This is true. Moreover, the emission levels can be meaningfully measured only at the "system" level and not at the transceiver level. For example, a prototype of a switch or a NIC is used to make sure that the final shippable product meets the FCC requirements.

So it is extremely difficult (if not impossible) to answer the question : "does this line code meet FCC requirements". But what you can do, is compare the transmitted spectra of two line codes, and *assuming all other things being equal*, make the claim that one line code will have XdB more margin to the FCC requirement, if its transmitted spectrum is XdB lower than that of the other line code.

Note that the shape of the transmitted spectrum, and the peak transmitted power are as important (and IMHO more important) than the average transmitted power.
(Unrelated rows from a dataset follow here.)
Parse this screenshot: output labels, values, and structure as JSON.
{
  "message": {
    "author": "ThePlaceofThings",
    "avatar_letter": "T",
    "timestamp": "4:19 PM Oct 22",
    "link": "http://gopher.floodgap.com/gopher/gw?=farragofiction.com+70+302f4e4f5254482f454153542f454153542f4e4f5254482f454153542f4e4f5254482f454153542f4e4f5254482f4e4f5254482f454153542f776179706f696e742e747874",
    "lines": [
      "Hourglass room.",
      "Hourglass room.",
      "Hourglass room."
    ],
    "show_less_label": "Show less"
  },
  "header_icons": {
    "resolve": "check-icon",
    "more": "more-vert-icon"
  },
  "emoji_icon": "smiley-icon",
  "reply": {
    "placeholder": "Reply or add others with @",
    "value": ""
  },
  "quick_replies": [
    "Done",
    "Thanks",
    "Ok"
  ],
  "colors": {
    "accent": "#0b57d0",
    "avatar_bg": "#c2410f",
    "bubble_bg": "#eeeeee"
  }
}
Vivek Telang
Cicada Semiconductor
811 Barton Springs Road, Suite 550
Austin, TX 78704.
(512) 327-3500 x114

> -----Original Message-----
> From:
> []On Behalf Of John
> DeAndrea
> Sent: Monday, January 13, 2003 8:56 PM
> To:;
> Subject: RE: [10GBASE-T] clarification on voltage level
> We will need more information on cable balance and shielding to answer
> this question. It is not a simple calculation of pp voltage to FCC
> emission levels, but related to differential to common mode conversion
> in the cable and integrity of the grounding of the cable to the MDI.
> John DeAndrea
> iTerra Communications
> -----Original Message-----
> From: [] 
> Sent: Monday, January 13, 2003 6:16 PM
> To:
> Subject: Re: [10GBASE-T] clarification on voltage level
> Can anybody who is familiar with FCC requirement give a careful
> calculation on the highest possible voltage and launch power that meet
> the FCC regulation.
> Xiaopeng Chen
> Marvell Semiconductor Inc.